Requirement:
Your output should be the complete listing, word for word, with no pictures in it.

Record excerpts:

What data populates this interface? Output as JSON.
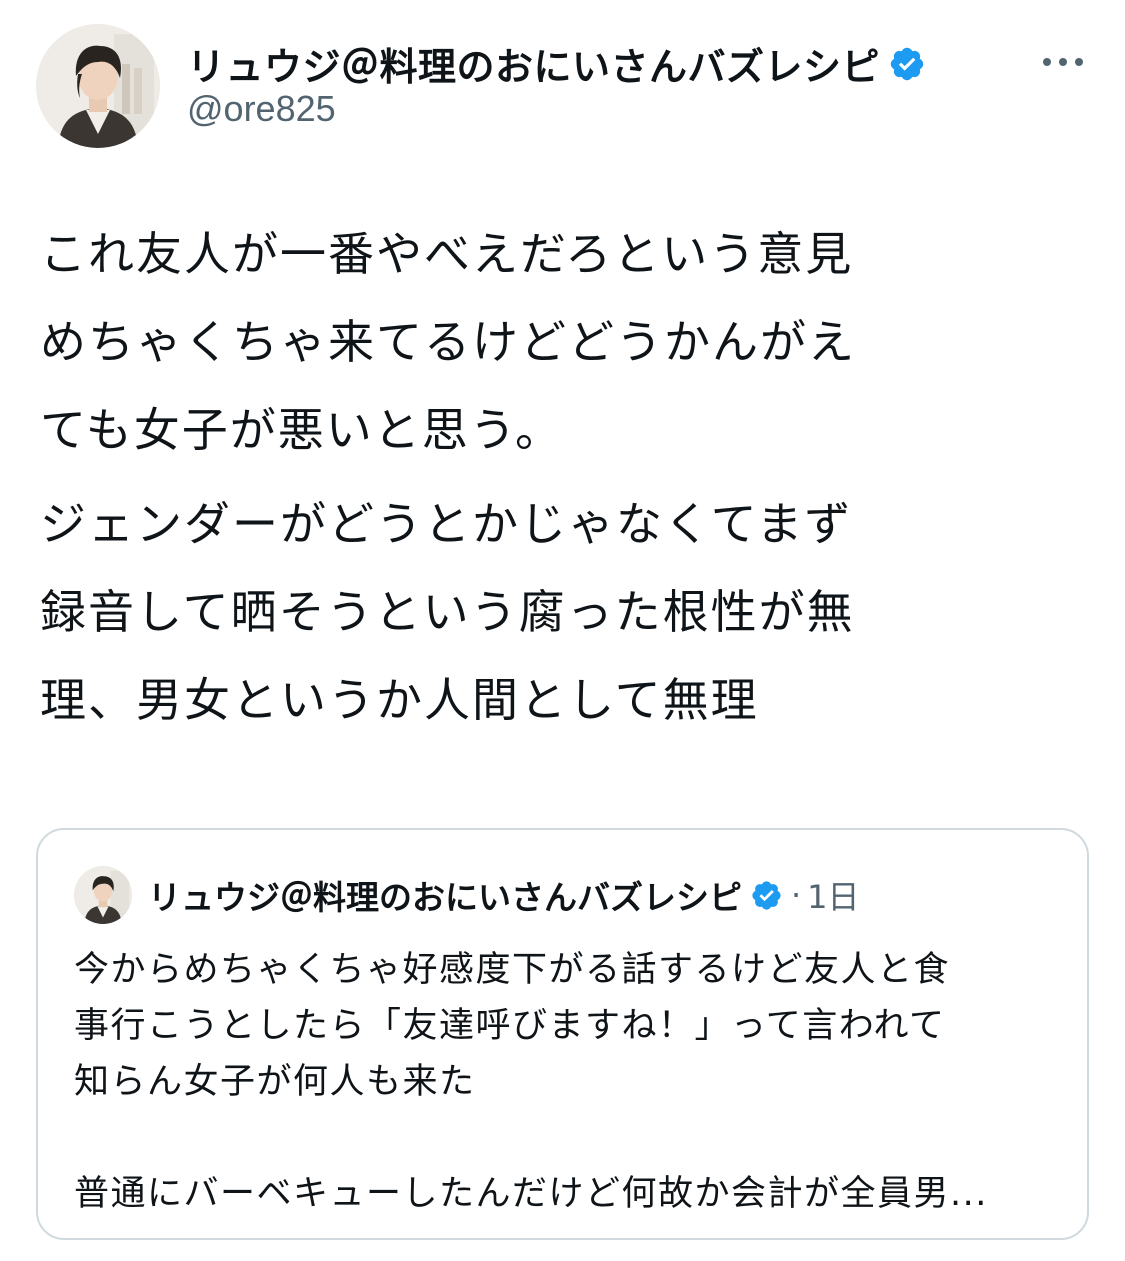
{
  "post": {
    "author_name": "リュウジ＠料理のおにいさんバズレシピ",
    "handle": "@ore825",
    "verified_color": "#1d9bf0",
    "paragraphs": [
      {
        "lines": [
          "これ友人が一番やべえだろという意見",
          "めちゃくちゃ来てるけどどうかんがえ",
          "ても女子が悪いと思う。"
        ]
      },
      {
        "lines": [
          "ジェンダーがどうとかじゃなくてまず",
          "録音して晒そうという腐った根性が無",
          "理、男女というか人間として無理"
        ]
      }
    ]
  },
  "quoted": {
    "author_name": "リュウジ＠料理のおにいさんバズレシピ",
    "separator": "·",
    "time": "1日",
    "lines": [
      "今からめちゃくちゃ好感度下がる話するけど友人と食",
      "事行こうとしたら「友達呼びますね！」って言われて",
      "知らん女子が何人も来た"
    ],
    "truncated_line": "普通にバーベキューしたんだけど何故か会計が全員男..."
  },
  "icons": {
    "more": "more-horizontal-icon",
    "verified": "verified-badge-icon"
  },
  "colors": {
    "text_primary": "#0f1419",
    "text_secondary": "#536471",
    "border": "#cfd9de"
  }
}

Output for this exercise:
What data populates this interface? Output as JSON.
{
  "post": {
    "author_name": "リュウジ＠料理のおにいさんバズレシピ",
    "handle": "@ore825",
    "verified_color": "#1d9bf0",
    "paragraphs": [
      {
        "lines": [
          "これ友人が一番やべえだろという意見",
          "めちゃくちゃ来てるけどどうかんがえ",
          "ても女子が悪いと思う。"
        ]
      },
      {
        "lines": [
          "ジェンダーがどうとかじゃなくてまず",
          "録音して晒そうという腐った根性が無",
          "理、男女というか人間として無理"
        ]
      }
    ]
  },
  "quoted": {
    "author_name": "リュウジ＠料理のおにいさんバズレシピ",
    "separator": "·",
    "time": "1日",
    "lines": [
      "今からめちゃくちゃ好感度下がる話するけど友人と食",
      "事行こうとしたら「友達呼びますね！」って言われて",
      "知らん女子が何人も来た"
    ],
    "truncated_line": "普通にバーベキューしたんだけど何故か会計が全員男..."
  },
  "icons": {
    "more": "more-horizontal-icon",
    "verified": "verified-badge-icon"
  },
  "colors": {
    "text_primary": "#0f1419",
    "text_secondary": "#536471",
    "border": "#cfd9de"
  }
}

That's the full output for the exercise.